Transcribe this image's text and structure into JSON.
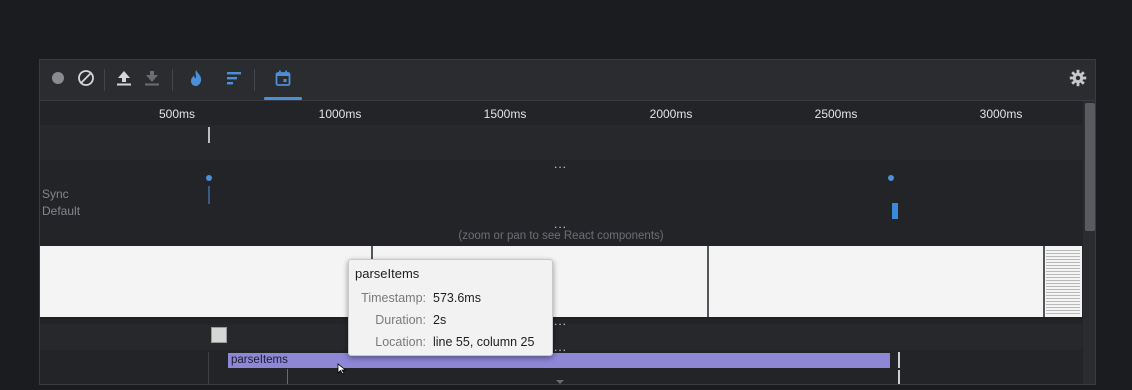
{
  "toolbar": {
    "buttons": [
      {
        "icon": "record-icon",
        "active": false
      },
      {
        "icon": "clear-icon",
        "active": false
      },
      {
        "icon": "upload-icon",
        "active": false
      },
      {
        "icon": "download-icon",
        "active": false
      },
      {
        "icon": "flame-icon",
        "active": false
      },
      {
        "icon": "ranked-icon",
        "active": false
      },
      {
        "icon": "timeline-calendar-icon",
        "active": true
      },
      {
        "icon": "settings-gear-icon",
        "active": false
      }
    ],
    "accent_color": "#4a8fd8"
  },
  "ruler": {
    "ticks": [
      "500ms",
      "1000ms",
      "1500ms",
      "2000ms",
      "2500ms",
      "3000ms"
    ]
  },
  "lanes": {
    "dots": "...",
    "sync_label": "Sync",
    "default_label": "Default",
    "components_hint": "(zoom or pan to see React components)"
  },
  "flame": {
    "bar_label": "parseItems",
    "bar_color": "#8d87d6"
  },
  "tooltip": {
    "title": "parseItems",
    "rows": [
      {
        "key": "Timestamp:",
        "value": "573.6ms"
      },
      {
        "key": "Duration:",
        "value": "2s"
      },
      {
        "key": "Location:",
        "value": "line 55, column 25"
      }
    ]
  }
}
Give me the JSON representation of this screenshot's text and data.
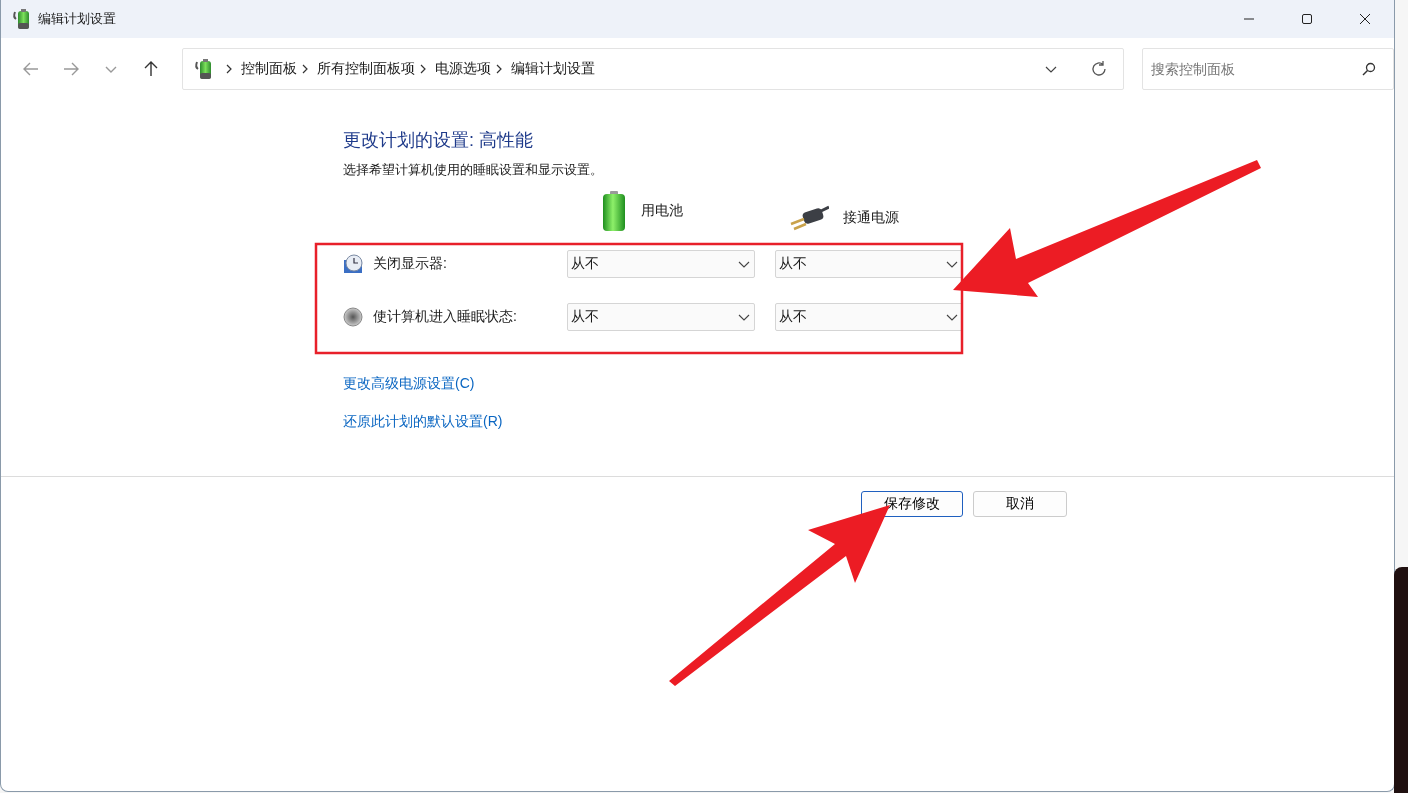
{
  "window": {
    "title": "编辑计划设置"
  },
  "address_bar": {
    "breadcrumbs": [
      "控制面板",
      "所有控制面板项",
      "电源选项",
      "编辑计划设置"
    ]
  },
  "search": {
    "placeholder": "搜索控制面板"
  },
  "heading": "更改计划的设置: 高性能",
  "description": "选择希望计算机使用的睡眠设置和显示设置。",
  "columns": [
    {
      "kind": "battery",
      "label": "用电池"
    },
    {
      "kind": "plugged",
      "label": "接通电源"
    }
  ],
  "settings": [
    {
      "kind": "display",
      "label": "关闭显示器:",
      "values": [
        "从不",
        "从不"
      ]
    },
    {
      "kind": "sleep",
      "label": "使计算机进入睡眠状态:",
      "values": [
        "从不",
        "从不"
      ]
    }
  ],
  "links": [
    "更改高级电源设置(C)",
    "还原此计划的默认设置(R)"
  ],
  "buttons": [
    {
      "label": "保存修改",
      "default": true
    },
    {
      "label": "取消",
      "default": false
    }
  ]
}
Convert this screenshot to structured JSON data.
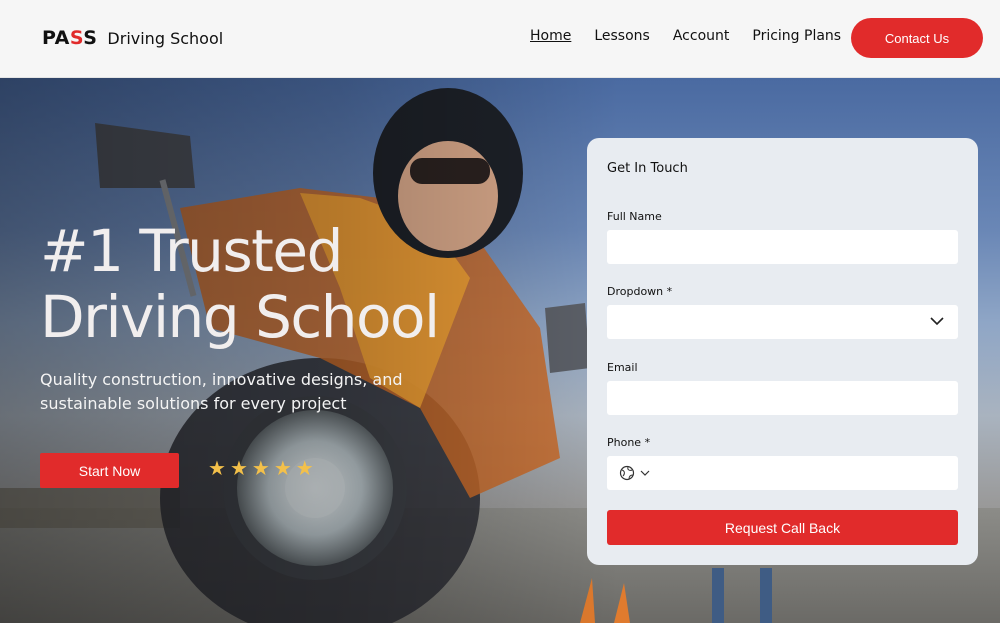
{
  "brand": {
    "mark_main": "PA",
    "mark_accent": "S",
    "mark_end": "S",
    "name": "Driving School"
  },
  "nav": {
    "items": [
      {
        "label": "Home",
        "active": true
      },
      {
        "label": "Lessons",
        "active": false
      },
      {
        "label": "Account",
        "active": false
      },
      {
        "label": "Pricing Plans",
        "active": false
      }
    ],
    "contact_label": "Contact Us"
  },
  "hero": {
    "title_line1": "#1 Trusted",
    "title_line2": "Driving School",
    "subtitle": "Quality construction, innovative designs, and sustainable solutions for every project",
    "cta_label": "Start Now",
    "rating_stars": 5
  },
  "form": {
    "title": "Get In Touch",
    "full_name_label": "Full Name",
    "full_name_value": "",
    "dropdown_label": "Dropdown *",
    "dropdown_value": "",
    "email_label": "Email",
    "email_value": "",
    "phone_label": "Phone *",
    "phone_value": "",
    "submit_label": "Request Call Back"
  },
  "colors": {
    "accent": "#e12b2b",
    "star": "#f3c04a",
    "card": "#e8ecf1",
    "header": "#f6f6f6"
  },
  "icons": [
    "chevron-down-icon",
    "globe-icon",
    "star-icon"
  ]
}
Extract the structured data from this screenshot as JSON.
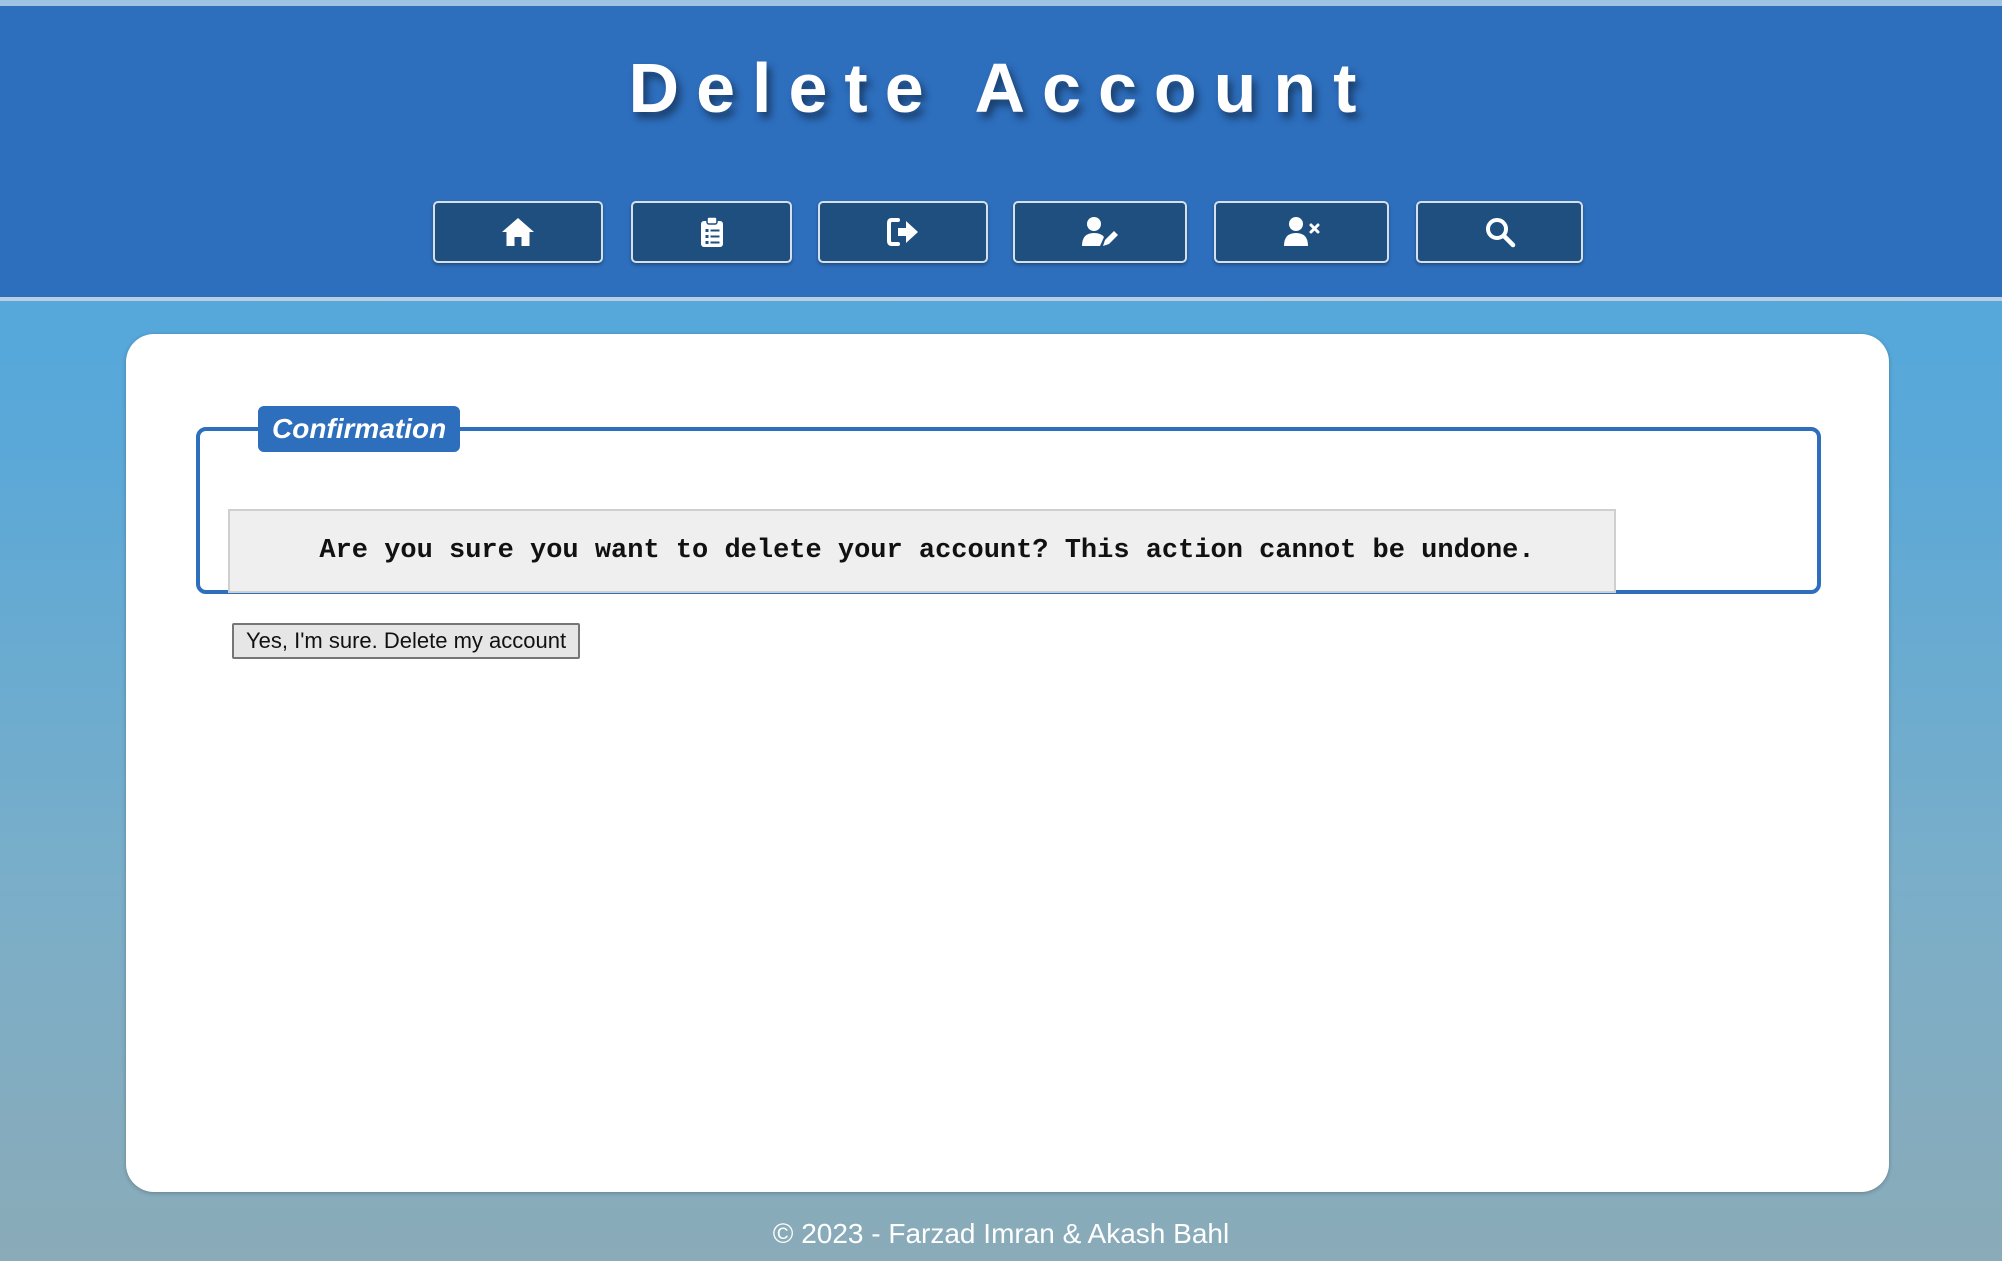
{
  "header": {
    "title": "Delete Account",
    "nav": [
      {
        "icon": "home-icon"
      },
      {
        "icon": "clipboard-list-icon"
      },
      {
        "icon": "sign-out-icon"
      },
      {
        "icon": "user-edit-icon"
      },
      {
        "icon": "user-delete-icon"
      },
      {
        "icon": "search-icon"
      }
    ]
  },
  "confirmation": {
    "legend": "Confirmation",
    "message": "Are you sure you want to delete your account? This action cannot be undone.",
    "confirm_button": "Yes, I'm sure. Delete my account"
  },
  "footer": {
    "text": "© 2023 - Farzad Imran & Akash Bahl"
  },
  "colors": {
    "header": "#2d6ebd",
    "nav_button": "#1f4f7f",
    "accent": "#2d6ebd"
  }
}
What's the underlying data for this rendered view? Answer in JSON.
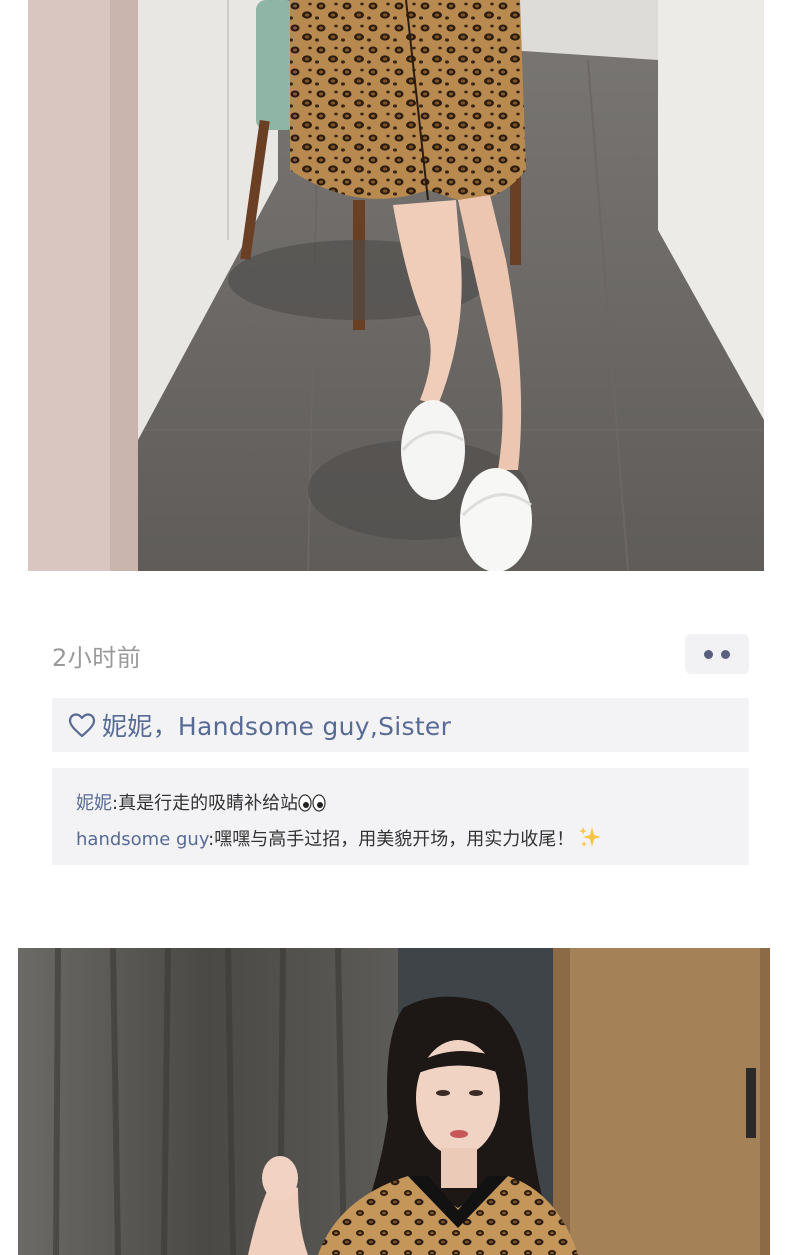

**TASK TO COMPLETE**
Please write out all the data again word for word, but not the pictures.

**OUTPUT**
Transcribe this image's text and structure into JSON.
{
  "toolbar": {
    "buttons": [
      {
        "icon": "record-icon",
        "active": false
      },
      {
        "icon": "clear-icon",
        "active": false
      },
      {
        "icon": "upload-icon",
        "active": false
      },
      {
        "icon": "download-icon",
        "active": false
      },
      {
        "icon": "flame-icon",
        "active": false
      },
      {
        "icon": "ranked-icon",
        "active": false
      },
      {
        "icon": "timeline-calendar-icon",
        "active": true
      },
      {
        "icon": "settings-gear-icon",
        "active": false
      }
    ],
    "accent_color": "#4a8fd8"
  },
  "ruler": {
    "ticks": [
      "500ms",
      "1000ms",
      "1500ms",
      "2000ms",
      "2500ms",
      "3000ms"
    ]
  },
  "lanes": {
    "dots": "...",
    "sync_label": "Sync",
    "default_label": "Default",
    "components_hint": "(zoom or pan to see React components)"
  },
  "flame": {
    "bar_label": "parseItems",
    "bar_color": "#8d87d6"
  },
  "tooltip": {
    "title": "parseItems",
    "rows": [
      {
        "key": "Timestamp:",
        "value": "573.6ms"
      },
      {
        "key": "Duration:",
        "value": "2s"
      },
      {
        "key": "Location:",
        "value": "line 55, column 25"
      }
    ]
  }
}
Give me the JSON representation of this screenshot's text and data.
{
  "window": {
    "title": "编辑计划设置"
  },
  "address_bar": {
    "breadcrumbs": [
      "控制面板",
      "所有控制面板项",
      "电源选项",
      "编辑计划设置"
    ]
  },
  "search": {
    "placeholder": "搜索控制面板"
  },
  "heading": "更改计划的设置: 高性能",
  "description": "选择希望计算机使用的睡眠设置和显示设置。",
  "columns": [
    {
      "kind": "battery",
      "label": "用电池"
    },
    {
      "kind": "plugged",
      "label": "接通电源"
    }
  ],
  "settings": [
    {
      "kind": "display",
      "label": "关闭显示器:",
      "values": [
        "从不",
        "从不"
      ]
    },
    {
      "kind": "sleep",
      "label": "使计算机进入睡眠状态:",
      "values": [
        "从不",
        "从不"
      ]
    }
  ],
  "links": [
    "更改高级电源设置(C)",
    "还原此计划的默认设置(R)"
  ],
  "buttons": [
    {
      "label": "保存修改",
      "default": true
    },
    {
      "label": "取消",
      "default": false
    }
  ]
}
Convert this screenshot to structured JSON data.
{
  "brand": {
    "mark_main": "PA",
    "mark_accent": "S",
    "mark_end": "S",
    "name": "Driving School"
  },
  "nav": {
    "items": [
      {
        "label": "Home",
        "active": true
      },
      {
        "label": "Lessons",
        "active": false
      },
      {
        "label": "Account",
        "active": false
      },
      {
        "label": "Pricing Plans",
        "active": false
      }
    ],
    "contact_label": "Contact Us"
  },
  "hero": {
    "title_line1": "#1 Trusted",
    "title_line2": "Driving School",
    "subtitle": "Quality construction, innovative designs, and sustainable solutions for every project",
    "cta_label": "Start Now",
    "rating_stars": 5
  },
  "form": {
    "title": "Get In Touch",
    "full_name_label": "Full Name",
    "full_name_value": "",
    "dropdown_label": "Dropdown *",
    "dropdown_value": "",
    "email_label": "Email",
    "email_value": "",
    "phone_label": "Phone *",
    "phone_value": "",
    "submit_label": "Request Call Back"
  },
  "colors": {
    "accent": "#e12b2b",
    "star": "#f3c04a",
    "card": "#e8ecf1",
    "header": "#f6f6f6"
  },
  "icons": [
    "chevron-down-icon",
    "globe-icon",
    "star-icon"
  ]
}
Extract the structured data from this screenshot as JSON.
{
  "header": {
    "title": "Delete Account",
    "nav": [
      {
        "icon": "home-icon"
      },
      {
        "icon": "clipboard-list-icon"
      },
      {
        "icon": "sign-out-icon"
      },
      {
        "icon": "user-edit-icon"
      },
      {
        "icon": "user-delete-icon"
      },
      {
        "icon": "search-icon"
      }
    ]
  },
  "confirmation": {
    "legend": "Confirmation",
    "message": "Are you sure you want to delete your account? This action cannot be undone.",
    "confirm_button": "Yes, I'm sure. Delete my account"
  },
  "footer": {
    "text": "© 2023 - Farzad Imran & Akash Bahl"
  },
  "colors": {
    "header": "#2d6ebd",
    "nav_button": "#1f4f7f",
    "accent": "#2d6ebd"
  }
}
What's the underlying data for this rendered view? Answer in JSON.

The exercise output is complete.